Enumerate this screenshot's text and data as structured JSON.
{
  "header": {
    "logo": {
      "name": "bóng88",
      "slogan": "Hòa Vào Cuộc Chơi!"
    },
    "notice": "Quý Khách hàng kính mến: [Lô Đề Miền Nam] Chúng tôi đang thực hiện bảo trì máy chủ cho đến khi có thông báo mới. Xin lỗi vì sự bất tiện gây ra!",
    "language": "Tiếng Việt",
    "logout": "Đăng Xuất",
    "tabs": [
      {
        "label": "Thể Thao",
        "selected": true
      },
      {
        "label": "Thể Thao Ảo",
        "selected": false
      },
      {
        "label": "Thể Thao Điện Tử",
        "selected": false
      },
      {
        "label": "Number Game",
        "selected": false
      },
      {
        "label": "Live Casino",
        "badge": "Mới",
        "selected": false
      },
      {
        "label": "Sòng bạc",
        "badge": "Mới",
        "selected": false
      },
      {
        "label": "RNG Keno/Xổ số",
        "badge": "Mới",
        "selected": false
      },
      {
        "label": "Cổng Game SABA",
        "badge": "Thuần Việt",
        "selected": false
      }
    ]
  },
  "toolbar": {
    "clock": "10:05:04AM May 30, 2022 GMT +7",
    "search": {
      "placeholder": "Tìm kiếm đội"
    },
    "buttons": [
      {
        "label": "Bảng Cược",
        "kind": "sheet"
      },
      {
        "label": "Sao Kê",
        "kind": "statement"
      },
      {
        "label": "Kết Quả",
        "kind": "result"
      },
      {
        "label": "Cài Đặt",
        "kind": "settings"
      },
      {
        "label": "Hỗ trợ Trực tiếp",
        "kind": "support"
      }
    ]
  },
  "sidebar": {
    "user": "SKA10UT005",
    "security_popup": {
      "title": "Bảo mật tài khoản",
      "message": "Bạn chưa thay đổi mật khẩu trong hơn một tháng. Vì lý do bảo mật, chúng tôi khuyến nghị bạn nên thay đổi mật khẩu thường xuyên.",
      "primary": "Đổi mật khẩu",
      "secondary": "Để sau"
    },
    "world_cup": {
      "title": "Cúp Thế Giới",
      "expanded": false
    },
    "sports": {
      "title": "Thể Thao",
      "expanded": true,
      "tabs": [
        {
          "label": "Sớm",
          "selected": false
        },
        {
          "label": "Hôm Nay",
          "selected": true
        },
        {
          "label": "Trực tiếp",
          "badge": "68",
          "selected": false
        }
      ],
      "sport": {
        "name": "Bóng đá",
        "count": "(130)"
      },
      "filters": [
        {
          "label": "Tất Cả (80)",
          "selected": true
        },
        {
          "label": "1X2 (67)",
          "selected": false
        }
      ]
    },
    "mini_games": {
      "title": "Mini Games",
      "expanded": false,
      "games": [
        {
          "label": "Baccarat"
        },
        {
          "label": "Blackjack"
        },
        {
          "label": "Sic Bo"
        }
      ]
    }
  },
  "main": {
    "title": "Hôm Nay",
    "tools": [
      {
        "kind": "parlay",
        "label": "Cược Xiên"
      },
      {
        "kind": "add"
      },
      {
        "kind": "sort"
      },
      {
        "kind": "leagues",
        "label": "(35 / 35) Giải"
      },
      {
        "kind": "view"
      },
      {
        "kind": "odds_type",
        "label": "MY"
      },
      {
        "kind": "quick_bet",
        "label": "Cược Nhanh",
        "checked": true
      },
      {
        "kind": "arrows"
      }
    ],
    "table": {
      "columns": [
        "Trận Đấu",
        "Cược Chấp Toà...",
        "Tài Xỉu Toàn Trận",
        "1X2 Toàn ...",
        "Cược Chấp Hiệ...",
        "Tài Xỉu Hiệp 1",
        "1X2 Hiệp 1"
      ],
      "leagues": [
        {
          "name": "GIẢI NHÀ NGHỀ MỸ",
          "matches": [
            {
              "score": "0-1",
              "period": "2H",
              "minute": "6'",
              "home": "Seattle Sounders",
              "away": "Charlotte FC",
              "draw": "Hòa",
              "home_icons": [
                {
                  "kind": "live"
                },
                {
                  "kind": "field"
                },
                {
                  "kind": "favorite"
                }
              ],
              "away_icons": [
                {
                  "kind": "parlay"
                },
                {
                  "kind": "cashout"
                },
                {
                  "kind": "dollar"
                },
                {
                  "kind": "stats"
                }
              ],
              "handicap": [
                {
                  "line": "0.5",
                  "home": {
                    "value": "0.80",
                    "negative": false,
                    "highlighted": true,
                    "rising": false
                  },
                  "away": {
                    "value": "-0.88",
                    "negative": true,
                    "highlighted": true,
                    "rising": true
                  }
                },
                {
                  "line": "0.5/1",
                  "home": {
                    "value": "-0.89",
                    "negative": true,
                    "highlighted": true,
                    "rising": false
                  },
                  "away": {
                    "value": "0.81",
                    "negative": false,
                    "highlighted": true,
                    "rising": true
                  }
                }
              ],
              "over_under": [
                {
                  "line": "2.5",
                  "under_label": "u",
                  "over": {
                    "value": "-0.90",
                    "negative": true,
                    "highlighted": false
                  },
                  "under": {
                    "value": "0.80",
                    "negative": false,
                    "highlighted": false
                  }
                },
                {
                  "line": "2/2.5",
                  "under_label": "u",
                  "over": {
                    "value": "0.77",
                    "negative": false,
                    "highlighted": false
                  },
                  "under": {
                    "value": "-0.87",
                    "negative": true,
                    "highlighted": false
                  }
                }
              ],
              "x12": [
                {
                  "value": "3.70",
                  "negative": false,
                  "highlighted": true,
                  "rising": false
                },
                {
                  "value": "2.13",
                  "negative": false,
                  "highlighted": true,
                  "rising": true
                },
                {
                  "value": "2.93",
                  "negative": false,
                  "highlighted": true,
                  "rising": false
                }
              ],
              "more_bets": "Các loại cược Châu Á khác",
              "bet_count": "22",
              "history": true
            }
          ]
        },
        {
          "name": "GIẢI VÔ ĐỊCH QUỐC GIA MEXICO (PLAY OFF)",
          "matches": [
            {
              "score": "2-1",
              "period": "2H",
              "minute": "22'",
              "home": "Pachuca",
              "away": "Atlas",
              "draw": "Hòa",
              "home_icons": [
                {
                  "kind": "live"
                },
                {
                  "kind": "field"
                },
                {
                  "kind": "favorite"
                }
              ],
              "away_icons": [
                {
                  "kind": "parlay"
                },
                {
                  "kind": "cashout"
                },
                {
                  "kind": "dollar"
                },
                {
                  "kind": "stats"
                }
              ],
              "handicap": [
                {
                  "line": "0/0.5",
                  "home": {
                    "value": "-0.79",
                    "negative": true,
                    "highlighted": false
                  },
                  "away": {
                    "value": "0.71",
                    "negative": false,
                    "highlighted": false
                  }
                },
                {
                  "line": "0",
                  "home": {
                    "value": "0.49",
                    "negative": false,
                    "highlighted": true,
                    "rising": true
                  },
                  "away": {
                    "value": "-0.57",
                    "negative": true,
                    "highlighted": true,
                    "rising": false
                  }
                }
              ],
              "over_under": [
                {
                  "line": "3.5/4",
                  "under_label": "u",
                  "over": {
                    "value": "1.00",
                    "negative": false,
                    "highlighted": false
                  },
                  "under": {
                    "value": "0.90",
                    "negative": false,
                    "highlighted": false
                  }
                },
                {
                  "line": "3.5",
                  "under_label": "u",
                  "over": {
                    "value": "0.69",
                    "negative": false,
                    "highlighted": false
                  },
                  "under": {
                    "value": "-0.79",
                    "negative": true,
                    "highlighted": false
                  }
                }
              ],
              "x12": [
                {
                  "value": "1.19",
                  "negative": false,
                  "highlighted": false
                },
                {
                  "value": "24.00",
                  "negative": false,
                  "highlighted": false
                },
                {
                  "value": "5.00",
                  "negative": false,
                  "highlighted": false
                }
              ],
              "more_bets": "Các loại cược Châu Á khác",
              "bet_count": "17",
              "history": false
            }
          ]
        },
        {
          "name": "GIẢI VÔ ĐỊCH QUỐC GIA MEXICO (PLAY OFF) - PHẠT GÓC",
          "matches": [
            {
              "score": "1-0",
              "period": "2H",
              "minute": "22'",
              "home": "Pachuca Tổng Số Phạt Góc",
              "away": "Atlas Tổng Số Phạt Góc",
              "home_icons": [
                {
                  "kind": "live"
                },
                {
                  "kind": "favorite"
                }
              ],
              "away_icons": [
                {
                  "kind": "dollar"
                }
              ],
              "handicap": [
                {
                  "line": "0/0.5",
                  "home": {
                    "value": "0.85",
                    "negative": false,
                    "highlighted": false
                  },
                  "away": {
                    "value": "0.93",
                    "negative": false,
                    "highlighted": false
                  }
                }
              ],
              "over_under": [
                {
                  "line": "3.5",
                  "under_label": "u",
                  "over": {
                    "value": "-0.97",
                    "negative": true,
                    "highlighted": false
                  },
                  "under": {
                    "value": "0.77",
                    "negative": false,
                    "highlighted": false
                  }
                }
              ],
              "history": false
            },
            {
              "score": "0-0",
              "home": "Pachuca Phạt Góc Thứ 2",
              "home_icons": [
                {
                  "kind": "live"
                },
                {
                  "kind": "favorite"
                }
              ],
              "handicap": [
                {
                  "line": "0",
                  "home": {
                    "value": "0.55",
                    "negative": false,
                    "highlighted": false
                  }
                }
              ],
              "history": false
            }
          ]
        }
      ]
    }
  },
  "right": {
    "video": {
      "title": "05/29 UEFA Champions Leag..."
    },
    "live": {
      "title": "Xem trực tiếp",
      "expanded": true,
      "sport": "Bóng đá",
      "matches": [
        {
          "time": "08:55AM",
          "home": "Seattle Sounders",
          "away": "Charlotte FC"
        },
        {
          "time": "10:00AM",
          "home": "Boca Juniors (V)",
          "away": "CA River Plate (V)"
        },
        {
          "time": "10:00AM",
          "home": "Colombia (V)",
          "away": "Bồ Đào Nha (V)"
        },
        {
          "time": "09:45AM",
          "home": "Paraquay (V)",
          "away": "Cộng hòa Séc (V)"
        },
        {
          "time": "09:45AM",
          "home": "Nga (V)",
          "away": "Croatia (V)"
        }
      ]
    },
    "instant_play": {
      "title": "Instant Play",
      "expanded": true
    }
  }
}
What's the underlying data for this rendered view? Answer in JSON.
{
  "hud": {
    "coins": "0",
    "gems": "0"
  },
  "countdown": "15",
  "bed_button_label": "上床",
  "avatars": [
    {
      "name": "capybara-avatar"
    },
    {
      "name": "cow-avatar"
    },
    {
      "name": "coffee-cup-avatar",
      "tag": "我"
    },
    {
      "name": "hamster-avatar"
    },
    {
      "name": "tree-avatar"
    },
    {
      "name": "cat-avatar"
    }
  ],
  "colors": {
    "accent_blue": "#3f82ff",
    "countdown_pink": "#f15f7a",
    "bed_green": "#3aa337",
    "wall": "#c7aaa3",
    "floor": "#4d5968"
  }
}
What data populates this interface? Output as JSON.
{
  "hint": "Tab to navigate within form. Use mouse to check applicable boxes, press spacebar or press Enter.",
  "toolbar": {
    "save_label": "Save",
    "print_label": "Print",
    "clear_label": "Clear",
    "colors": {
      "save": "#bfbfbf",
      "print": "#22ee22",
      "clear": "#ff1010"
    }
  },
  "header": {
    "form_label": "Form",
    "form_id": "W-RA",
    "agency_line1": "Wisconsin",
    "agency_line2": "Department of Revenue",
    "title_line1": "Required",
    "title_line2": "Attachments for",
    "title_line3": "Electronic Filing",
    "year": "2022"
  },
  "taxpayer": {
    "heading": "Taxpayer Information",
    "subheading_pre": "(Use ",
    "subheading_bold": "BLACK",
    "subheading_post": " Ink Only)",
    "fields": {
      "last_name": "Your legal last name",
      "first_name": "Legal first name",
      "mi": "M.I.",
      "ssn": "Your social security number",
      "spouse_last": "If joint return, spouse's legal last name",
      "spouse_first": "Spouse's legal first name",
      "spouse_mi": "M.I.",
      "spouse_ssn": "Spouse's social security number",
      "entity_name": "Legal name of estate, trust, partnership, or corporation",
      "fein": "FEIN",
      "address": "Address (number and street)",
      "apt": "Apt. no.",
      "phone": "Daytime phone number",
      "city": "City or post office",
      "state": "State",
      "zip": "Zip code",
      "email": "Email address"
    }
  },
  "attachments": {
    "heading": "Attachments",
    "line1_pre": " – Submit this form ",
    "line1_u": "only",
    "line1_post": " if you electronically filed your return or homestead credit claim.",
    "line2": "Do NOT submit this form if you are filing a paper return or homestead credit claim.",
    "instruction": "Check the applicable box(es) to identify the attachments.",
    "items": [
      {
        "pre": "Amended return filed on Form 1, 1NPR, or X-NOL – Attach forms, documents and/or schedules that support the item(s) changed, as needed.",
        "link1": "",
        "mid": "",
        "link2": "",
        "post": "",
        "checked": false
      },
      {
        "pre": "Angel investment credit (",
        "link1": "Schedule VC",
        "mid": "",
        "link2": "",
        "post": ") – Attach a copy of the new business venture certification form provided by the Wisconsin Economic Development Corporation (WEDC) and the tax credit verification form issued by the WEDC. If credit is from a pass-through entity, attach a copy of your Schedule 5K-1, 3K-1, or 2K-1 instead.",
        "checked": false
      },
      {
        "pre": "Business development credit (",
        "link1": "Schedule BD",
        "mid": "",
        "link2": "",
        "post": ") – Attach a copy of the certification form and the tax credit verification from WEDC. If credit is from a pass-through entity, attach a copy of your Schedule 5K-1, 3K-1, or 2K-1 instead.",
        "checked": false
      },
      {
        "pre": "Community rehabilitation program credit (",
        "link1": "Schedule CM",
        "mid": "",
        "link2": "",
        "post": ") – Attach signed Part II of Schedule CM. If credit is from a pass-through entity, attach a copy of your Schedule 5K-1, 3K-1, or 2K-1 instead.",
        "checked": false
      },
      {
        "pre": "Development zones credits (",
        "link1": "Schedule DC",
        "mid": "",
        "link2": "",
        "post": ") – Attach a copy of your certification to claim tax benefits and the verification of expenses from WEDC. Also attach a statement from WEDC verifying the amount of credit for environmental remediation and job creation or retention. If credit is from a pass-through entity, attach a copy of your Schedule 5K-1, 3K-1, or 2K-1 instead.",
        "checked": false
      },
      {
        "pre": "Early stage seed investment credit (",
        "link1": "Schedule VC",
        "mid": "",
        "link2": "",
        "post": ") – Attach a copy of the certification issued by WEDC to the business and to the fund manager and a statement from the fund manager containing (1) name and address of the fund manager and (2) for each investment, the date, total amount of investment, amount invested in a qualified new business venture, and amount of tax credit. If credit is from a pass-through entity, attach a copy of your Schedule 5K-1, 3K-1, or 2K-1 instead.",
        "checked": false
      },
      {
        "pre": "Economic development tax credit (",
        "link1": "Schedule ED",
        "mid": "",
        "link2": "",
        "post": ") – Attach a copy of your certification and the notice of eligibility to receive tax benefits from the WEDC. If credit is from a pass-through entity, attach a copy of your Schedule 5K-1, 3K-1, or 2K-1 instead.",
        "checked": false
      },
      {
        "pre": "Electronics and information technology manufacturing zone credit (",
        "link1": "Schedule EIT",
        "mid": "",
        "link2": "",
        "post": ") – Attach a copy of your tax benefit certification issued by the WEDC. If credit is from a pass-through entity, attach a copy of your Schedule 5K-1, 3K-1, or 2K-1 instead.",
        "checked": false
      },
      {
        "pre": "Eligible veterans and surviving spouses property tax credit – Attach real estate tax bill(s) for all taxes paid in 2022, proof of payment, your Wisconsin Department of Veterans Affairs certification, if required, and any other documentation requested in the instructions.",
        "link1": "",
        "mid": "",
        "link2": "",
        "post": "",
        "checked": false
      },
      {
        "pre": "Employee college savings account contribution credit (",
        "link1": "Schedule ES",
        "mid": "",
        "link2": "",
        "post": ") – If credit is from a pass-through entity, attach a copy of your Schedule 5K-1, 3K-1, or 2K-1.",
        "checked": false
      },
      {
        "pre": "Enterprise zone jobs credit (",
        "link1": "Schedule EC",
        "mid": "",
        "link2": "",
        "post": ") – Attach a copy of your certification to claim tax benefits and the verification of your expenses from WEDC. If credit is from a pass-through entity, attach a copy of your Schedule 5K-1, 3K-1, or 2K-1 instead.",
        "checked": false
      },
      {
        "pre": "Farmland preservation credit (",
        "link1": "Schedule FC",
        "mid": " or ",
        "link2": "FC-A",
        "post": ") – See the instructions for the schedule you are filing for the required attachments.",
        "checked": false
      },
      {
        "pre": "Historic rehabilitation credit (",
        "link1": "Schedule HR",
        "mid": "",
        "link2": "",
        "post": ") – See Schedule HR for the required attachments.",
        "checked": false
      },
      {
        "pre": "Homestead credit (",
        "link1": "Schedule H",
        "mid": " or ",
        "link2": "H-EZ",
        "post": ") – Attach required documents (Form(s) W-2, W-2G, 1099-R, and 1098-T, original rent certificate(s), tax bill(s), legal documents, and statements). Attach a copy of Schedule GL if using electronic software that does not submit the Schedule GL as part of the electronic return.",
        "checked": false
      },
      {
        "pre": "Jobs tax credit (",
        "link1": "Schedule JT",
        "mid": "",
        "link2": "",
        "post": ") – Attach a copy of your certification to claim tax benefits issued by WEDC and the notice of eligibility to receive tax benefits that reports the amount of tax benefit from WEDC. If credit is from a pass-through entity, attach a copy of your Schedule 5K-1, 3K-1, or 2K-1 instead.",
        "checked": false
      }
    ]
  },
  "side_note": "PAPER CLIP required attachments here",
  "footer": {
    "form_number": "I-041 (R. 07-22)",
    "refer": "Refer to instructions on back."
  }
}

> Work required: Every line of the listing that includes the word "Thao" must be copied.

> Output for this task:
        "label": "Thể Thao",
        "label": "Thể Thao Ảo",
        "label": "Thể Thao Điện Tử",
      "title": "Thể Thao",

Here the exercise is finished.